Dozens without sofas after owner closes up shopPosted: Updated:
PHOENIX - A Valley furniture store unexpectedly closes-up shop leaving customers wondering where their orders are.
3 On Your Side has been following this story since the store closed in May.
That's when e-mails began pouring in from customers upset the business not only shut down overnight, but that the owner was nowhere to be found.
"Lost my job in the middle of October so money's been really really tight," Jeramie Raggio said.
Movie nights happen more often for Jeramie Raggio since he was laid off last year.
Because he had next to no furniture, Jeramie and his wife decided they needed a sofa set to make their extra time in front of the TV.
Jeramie ordered a sofa and loveseat for $800 from The Sofa Shoppe in February, but since then, he said all he's received is excuses.
"He said they haven't shown up yet," Jeramie said. "I'm expecting them later this week. Call back in a couple days he even told us because the economy is bad he thinks Jonathon Lewis isn't stalking the colors of sofas."
Then on May 30, The Sofa Shoppe unexpectedly shut its doors, leaving Jeramie and at least a half dozen 3 On Your Side viewers wondering where their money had gone.
3 On Your Side visited the Glendale store to find it completely empty.
Employees in the shopping center say since the store closed, they've seen a steady stream of shocked Sofa Shoppe customers still waiting on their furniture.
Several neighboring workers agreed there were many things peculiar about owner Augustinos Boukalis.
3 On Your Side heard numerous accounts of his unusual behavior from the time he poured white paint on someone's car for no apparent reason to the time he allegedly beat up a manager at a nearby McDonalds.
No one was home when 3TV stopped by an apartment listed under Boukalis's name and our calls weren't returned, but 3 On Your Side did receive word he may be selling sofas out of his parents carpet store.
You can see dozens of couches are stuffed inside this small storefront, but Boukalis was nowhere to be found.
Jeramie said he's learned a valuable and expensive lesson dealing with Boukalis, but wants to warn other consumers about him.
"Me and whoever else dealt with him pretty much got played," he said. "He seems like a nice guy on the outside but dig a little deeper and give him a little money and his true colors are gonna show."
3 On Your Side has learned Boukalis plead guilty to at least a dozen charges over the past ten years.
Below is a list of tips from the Better Business Bureau on what you should do if company you're involved with closes,
- Go to their last known location to see if the company has posted any instructions or signs. If not, ask neighboring companies if they know what may have happened. If the business was located in an office building, you should try contacting the landlord of the building.
- Send a letter to the company's last known address asking the owner to contact you. Even if the business is closed, the mail may be subject to a forwarding order. You can also pay a visit to your Post Office to see if the company has a forwarding address.

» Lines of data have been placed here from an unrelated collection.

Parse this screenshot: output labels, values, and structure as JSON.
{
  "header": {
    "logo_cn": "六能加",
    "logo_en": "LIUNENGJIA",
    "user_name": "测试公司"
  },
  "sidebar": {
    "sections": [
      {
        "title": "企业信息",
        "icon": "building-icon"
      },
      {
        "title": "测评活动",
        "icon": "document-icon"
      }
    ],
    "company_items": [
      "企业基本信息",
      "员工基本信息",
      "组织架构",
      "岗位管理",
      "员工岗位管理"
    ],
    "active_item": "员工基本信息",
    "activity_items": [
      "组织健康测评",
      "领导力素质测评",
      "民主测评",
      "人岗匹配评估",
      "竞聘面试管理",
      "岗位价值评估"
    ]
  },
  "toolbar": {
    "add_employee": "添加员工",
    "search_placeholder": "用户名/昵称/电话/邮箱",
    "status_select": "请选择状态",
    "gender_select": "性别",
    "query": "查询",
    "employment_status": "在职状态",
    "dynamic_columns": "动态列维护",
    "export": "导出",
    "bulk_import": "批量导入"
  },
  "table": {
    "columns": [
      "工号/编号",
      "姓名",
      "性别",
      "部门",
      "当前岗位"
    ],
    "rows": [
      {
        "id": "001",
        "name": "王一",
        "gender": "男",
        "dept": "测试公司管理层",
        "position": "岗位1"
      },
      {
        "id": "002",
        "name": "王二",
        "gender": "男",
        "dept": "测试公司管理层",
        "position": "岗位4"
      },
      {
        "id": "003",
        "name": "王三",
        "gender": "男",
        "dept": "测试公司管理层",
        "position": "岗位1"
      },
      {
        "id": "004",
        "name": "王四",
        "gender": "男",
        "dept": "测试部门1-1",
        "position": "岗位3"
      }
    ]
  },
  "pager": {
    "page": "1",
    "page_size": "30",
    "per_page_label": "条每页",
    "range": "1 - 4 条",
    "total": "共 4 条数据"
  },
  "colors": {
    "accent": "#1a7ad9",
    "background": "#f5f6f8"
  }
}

- If you don't know the name of the principals, check with your city or county clerk's office. They can provide you with this information. Consumers can expect to be charged a small fee.
- If the business is regulated, such as attorneys, doctors, engineers, employment services, new car dealers, etc., contact the licensing agency. If you're not sure whether the company is regulated, contact your state's Department of Licensing & Regulations office. They will be able to tell you how to contact the appropriate regulatory authorities.
- Contact the Clerk of the Bankruptcy Court in the area where the company was located ( or 602-682-4000) to see if the company may have filed for bankruptcy.
- If you are successful in locating the owner and the business is not in bankruptcy, you are still owed your services, product or money. Closing a business does not relieve the owner of his or her obligation to you. If you cannot obtain an appropriate settlement from the company, file a complaint with the Attorney General's office, with Small Claims Court or seek the help of an attorney.
- If the company has filed for bankruptcy, you should file a claim with the Bankruptcy Court. The Court will suspend the company's obligation to creditors and customers until it approves a plan to reorganize or liquidate the company. Under the plan, you as a claimant, may or may not get all or part of what you are owed.
- Contact your Better Business Bureau. BBB does not trace companies, but it does receive information daily on a number of changes in business location and ownership and may be able to help you.